Plan B, also known as the morning after pill, is an emergency contraceptive which can be used to prevent pregnancy when taken within 72 hours of unprotected sex. Studies have shown that Plan B is effective in preventing pregnancy after ejaculation in most cases, but the effectiveness decreases the more time that passes after ejaculation. It is also less effective in women who weigh over 176 pounds. It is important to note that Plan B does not protect against sexually transmitted infections and should not be used as a regular form of contraception.
Abstinence education is an approach to sex education which focuses on teaching young people to abstain from sexual activity, typically until marriage.

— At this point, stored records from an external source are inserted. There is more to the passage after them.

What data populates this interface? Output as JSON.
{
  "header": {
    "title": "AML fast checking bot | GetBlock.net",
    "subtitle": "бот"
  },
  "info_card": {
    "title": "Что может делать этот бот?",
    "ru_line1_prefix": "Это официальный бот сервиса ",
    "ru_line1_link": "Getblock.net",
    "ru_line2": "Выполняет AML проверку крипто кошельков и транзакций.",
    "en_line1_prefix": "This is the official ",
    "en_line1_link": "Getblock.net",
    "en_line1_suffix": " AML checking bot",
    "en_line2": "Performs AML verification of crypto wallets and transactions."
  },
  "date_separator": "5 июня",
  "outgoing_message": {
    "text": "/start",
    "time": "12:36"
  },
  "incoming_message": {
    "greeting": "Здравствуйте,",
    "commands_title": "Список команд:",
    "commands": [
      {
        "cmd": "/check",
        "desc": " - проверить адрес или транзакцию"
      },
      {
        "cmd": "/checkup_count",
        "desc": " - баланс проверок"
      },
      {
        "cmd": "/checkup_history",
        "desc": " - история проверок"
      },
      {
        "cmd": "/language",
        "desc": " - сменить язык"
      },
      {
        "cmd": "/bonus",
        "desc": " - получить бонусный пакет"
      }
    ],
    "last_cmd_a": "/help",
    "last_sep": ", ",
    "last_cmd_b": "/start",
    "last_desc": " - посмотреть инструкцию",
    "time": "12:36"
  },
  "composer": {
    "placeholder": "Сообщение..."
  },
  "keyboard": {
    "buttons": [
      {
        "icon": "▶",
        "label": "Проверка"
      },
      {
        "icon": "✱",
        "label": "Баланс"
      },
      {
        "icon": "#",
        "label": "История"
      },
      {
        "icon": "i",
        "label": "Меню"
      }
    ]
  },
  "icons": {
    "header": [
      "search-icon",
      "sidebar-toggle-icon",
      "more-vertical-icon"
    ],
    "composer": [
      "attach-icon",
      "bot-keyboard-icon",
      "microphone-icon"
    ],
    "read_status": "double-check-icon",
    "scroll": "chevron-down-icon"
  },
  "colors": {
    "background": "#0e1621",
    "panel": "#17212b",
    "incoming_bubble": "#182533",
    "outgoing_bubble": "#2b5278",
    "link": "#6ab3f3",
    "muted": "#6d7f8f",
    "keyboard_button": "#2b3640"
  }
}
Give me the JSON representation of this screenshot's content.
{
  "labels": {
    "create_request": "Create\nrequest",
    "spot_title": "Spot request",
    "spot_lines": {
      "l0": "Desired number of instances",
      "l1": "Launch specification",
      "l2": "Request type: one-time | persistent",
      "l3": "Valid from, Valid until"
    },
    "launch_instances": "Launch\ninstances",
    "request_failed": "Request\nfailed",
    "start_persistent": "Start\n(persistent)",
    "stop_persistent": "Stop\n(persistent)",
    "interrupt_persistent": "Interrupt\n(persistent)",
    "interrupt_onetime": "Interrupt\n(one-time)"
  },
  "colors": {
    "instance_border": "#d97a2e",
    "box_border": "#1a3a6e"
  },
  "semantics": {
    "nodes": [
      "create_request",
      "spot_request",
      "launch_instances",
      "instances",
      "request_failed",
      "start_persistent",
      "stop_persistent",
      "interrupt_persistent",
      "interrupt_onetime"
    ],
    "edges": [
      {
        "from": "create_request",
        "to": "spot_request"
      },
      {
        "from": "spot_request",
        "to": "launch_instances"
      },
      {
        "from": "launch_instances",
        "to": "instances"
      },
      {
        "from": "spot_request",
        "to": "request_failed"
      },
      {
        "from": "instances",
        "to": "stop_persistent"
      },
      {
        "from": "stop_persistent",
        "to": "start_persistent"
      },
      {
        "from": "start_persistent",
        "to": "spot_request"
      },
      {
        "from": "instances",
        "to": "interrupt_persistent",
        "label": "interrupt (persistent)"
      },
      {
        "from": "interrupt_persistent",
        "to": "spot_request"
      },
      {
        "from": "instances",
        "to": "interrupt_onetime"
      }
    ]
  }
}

However, there is a debate about whether or not abstinence education is effective. Critics of this approach argue that it does not work because it does not provide young people with information about contraception and safer sex practices. They also claim that it ignores the reality of sexual activity among teens and does not account for the fact that some teens will become sexually active regardless of abstinence education. Proponents of abstinence education believe that it is the most effective approach to sex education, as it encourages teens to delay sexual activity and make responsible decisions. Ultimately, it is up to individual schools and communities to decide which approach they feel is most beneficial.
The article explores the potential link between the use of birth control pills and the risk of miscarriage. The article examines evidence from recent studies that found that women who use birth control pills are more likely to experience a miscarriage than those who do not. The article also looks at the possible explanations for this increased risk, including changes to the hormonal balance in the body, an increased risk of blood clots, and the possibility of the pill interfering with the body’s natural ability to sustain a pregnancy. In conclusion, the article suggests that further research is needed to better understand the potential link between the pill and miscarriage.

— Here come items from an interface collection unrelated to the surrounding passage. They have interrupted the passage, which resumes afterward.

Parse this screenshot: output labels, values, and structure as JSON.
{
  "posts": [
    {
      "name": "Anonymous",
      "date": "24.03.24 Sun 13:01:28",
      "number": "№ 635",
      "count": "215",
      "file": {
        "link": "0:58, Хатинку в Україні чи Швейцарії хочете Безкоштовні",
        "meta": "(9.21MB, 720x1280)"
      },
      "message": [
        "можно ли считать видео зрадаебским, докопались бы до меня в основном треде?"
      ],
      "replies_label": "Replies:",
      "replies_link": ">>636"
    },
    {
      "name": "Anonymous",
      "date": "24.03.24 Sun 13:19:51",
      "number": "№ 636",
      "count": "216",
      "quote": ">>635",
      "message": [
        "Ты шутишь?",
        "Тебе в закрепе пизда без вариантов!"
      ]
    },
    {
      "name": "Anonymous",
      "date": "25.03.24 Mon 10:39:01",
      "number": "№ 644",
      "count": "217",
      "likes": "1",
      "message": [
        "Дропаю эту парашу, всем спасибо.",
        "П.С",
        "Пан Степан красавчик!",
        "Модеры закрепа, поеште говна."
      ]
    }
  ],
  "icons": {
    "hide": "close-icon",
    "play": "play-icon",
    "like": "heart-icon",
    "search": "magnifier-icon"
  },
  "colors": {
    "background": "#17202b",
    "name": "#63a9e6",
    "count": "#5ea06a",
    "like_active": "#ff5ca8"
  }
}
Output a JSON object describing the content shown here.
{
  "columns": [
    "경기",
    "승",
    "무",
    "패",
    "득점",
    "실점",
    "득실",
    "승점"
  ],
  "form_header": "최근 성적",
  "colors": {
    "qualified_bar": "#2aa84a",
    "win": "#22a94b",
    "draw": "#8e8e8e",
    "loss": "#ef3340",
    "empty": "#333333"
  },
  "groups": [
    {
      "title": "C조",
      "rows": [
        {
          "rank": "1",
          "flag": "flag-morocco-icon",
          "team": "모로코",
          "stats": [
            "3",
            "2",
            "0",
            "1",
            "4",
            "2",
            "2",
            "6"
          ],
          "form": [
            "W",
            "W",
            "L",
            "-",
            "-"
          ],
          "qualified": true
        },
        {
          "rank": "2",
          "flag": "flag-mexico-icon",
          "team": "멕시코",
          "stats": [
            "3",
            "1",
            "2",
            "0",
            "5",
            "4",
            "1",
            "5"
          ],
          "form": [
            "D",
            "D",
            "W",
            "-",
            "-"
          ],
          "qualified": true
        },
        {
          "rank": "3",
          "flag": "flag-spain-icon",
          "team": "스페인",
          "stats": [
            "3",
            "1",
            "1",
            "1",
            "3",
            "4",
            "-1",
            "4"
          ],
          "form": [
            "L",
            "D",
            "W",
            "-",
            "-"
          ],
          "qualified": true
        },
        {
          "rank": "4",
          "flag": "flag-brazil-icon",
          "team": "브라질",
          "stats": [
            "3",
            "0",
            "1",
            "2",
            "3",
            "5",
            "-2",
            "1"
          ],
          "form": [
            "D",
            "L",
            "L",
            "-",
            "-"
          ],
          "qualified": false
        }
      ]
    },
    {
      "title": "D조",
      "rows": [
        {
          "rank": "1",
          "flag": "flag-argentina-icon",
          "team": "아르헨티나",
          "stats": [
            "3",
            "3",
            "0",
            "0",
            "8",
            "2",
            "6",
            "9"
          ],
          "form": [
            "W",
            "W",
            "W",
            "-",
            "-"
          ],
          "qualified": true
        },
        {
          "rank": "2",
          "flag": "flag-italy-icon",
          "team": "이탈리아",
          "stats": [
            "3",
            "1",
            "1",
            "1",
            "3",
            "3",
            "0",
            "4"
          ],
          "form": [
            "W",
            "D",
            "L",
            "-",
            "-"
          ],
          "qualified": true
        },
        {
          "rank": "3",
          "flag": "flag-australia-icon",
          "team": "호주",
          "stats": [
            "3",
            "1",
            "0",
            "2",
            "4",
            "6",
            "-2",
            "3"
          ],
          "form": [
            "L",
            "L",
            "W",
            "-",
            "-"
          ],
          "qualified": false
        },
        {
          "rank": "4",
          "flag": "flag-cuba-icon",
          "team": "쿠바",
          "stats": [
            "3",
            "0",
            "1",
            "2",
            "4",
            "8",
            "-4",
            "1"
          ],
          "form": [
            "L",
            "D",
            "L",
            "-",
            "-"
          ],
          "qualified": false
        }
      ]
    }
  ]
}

Taking too much of a contraceptive pill can have serious short and long-term health implications. Taking more than the prescribed dosage can lead to nausea, vomiting, and a decrease in the effectiveness of the pill. In addition, long-term use of an increased dosage can cause an increased risk of blood clots, stroke, and heart attack. Women should follow the instructions on the packet and speak to their healthcare provider if they have any concerns. Taking too much of a contraceptive pill can be dangerous and should be avoided.